L’Idea: Who are the writers or personalities that you have enjoyed meeting the most?
Victoria Surliuga: At Mount Holyoke College I studied with Iosif Brodsky and he transmitted to me his passion for W.H. Auden and A.E. Housman. At Brown University I also met Carlos Fuentes and later, during a visit to Italy, at a poetry reading I have also met Derek Walcott.
L’Idea: Are there any new projects that you are working on, whether as curator, poet or essayist?
Victoria Surliuga: I am completing a book on Italian stardom and a project on the impact of Fellini on world cinema. I would like to complete a novel that I started many years ago on body dysmorphia but so far I have given most of my time to more urgent projects and grant applications to complete my current research.

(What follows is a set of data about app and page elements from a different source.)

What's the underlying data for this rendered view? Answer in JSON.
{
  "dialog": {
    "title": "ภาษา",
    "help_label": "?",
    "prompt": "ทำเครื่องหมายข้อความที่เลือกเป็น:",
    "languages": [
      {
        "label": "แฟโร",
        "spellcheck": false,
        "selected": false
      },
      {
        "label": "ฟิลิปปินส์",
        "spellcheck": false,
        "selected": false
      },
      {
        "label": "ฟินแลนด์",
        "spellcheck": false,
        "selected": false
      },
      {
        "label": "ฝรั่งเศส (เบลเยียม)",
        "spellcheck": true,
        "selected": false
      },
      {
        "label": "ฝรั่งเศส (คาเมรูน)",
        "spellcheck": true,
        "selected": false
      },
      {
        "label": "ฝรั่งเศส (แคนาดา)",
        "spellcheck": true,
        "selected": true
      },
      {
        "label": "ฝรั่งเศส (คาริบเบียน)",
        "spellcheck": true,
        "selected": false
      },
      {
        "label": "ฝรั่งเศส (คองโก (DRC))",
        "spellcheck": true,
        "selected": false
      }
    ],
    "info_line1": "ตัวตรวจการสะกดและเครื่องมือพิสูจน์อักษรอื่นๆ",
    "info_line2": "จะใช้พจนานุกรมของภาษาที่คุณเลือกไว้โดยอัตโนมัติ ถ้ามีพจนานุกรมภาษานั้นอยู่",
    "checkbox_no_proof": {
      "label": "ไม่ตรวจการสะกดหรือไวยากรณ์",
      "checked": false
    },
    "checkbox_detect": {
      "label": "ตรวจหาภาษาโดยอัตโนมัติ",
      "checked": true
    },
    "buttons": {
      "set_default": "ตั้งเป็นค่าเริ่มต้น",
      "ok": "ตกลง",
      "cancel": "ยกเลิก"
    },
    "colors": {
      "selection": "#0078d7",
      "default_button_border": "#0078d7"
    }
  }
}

L’Idea: If you could meet, hypothetically, any person from the past, who would he or she be? What would you ask them?
Victoria Surliuga: It may seem too ambitious, but I always thought that I wanted to meet Emperor Napoleon to understand how political power creates a person that only lives within a public perception. However, now I would like to meet Carl Gustav Jung to understand the connection that brings together psychology, science, and spirituality.
More information on Victoria Surliuga can be found at http://www.victoriasurliuga.com